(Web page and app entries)
⁂

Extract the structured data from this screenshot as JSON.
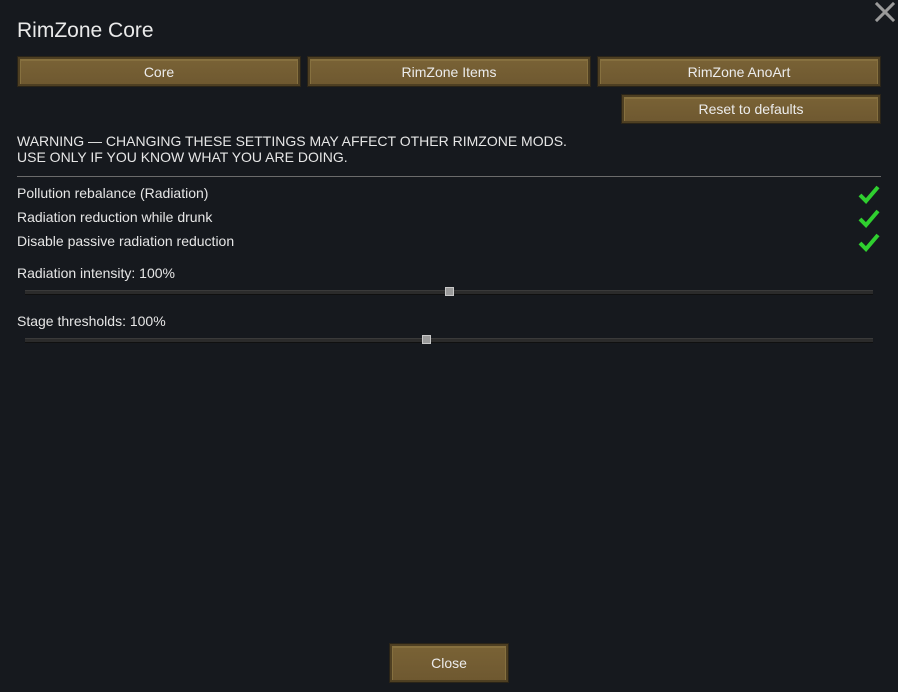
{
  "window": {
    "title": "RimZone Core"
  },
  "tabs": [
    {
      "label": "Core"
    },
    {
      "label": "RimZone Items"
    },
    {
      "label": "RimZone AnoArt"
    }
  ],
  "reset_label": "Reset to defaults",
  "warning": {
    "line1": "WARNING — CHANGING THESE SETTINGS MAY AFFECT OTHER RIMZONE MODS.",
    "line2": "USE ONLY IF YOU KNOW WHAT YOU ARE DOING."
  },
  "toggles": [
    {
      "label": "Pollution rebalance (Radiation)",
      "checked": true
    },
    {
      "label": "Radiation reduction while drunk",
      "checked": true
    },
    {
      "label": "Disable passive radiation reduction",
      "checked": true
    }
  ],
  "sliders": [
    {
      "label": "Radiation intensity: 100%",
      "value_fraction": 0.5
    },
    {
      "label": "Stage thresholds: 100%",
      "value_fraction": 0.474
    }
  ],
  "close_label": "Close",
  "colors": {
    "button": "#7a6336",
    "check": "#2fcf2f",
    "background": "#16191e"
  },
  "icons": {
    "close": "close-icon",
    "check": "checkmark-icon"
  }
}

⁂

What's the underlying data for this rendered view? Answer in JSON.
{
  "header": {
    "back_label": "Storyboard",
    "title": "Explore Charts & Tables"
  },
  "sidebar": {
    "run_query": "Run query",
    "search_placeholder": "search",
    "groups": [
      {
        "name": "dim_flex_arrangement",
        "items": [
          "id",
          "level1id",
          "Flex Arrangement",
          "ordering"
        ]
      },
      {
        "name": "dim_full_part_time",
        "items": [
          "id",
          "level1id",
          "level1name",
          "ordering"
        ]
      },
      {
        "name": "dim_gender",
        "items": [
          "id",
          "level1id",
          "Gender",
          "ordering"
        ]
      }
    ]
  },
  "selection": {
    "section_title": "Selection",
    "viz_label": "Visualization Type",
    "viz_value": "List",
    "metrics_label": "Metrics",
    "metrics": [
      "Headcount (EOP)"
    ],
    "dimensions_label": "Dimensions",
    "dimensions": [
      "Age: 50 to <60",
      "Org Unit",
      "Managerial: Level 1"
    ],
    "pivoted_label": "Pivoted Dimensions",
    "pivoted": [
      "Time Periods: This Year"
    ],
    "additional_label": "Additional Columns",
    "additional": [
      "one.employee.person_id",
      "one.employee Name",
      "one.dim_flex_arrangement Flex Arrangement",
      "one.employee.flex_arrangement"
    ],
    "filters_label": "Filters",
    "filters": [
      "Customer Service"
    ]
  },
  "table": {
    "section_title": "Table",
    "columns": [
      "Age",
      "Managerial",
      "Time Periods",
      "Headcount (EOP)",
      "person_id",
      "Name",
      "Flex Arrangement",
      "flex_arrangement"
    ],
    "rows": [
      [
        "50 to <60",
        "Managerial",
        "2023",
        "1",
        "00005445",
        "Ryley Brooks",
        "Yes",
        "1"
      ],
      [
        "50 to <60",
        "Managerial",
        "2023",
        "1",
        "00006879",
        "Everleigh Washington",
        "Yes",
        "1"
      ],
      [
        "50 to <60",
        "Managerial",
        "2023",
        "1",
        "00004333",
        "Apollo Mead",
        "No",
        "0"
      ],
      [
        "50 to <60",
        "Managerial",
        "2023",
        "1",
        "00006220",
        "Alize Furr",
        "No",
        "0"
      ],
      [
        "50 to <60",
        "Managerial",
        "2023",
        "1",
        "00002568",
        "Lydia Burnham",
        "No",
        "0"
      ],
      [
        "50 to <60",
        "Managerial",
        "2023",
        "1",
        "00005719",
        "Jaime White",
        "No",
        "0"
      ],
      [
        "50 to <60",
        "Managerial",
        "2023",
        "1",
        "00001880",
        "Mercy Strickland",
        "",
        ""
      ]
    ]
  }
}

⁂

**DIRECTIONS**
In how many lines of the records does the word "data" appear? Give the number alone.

**YOUR RESPONSE**
2